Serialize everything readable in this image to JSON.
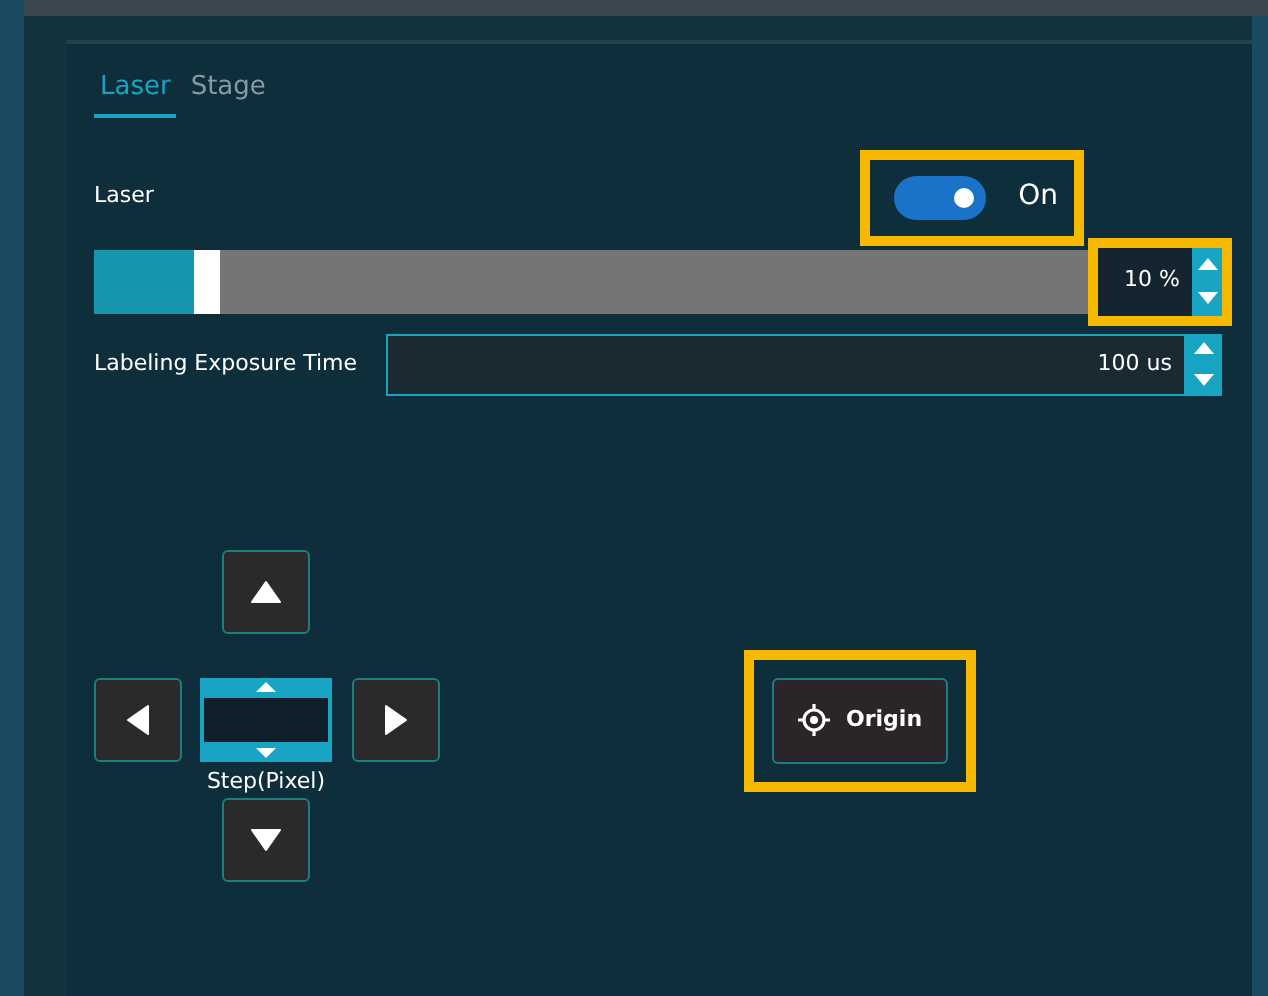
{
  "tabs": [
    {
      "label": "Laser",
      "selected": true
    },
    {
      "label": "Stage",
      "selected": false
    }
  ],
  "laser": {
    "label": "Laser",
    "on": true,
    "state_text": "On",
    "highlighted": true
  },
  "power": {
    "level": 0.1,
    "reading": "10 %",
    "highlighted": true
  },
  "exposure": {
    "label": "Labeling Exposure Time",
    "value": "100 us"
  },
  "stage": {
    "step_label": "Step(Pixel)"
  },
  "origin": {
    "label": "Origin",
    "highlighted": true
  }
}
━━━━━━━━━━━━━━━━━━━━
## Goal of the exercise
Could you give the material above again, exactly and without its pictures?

## Answer box
Serialize everything readable in this image to JSON.
{
  "tabs": [
    {
      "label": "Laser",
      "selected": true
    },
    {
      "label": "Stage",
      "selected": false
    }
  ],
  "laser": {
    "label": "Laser",
    "on": true,
    "state_text": "On",
    "highlighted": true
  },
  "power": {
    "level": 0.1,
    "reading": "10 %",
    "highlighted": true
  },
  "exposure": {
    "label": "Labeling Exposure Time",
    "value": "100 us"
  },
  "stage": {
    "step_label": "Step(Pixel)"
  },
  "origin": {
    "label": "Origin",
    "highlighted": true
  }
}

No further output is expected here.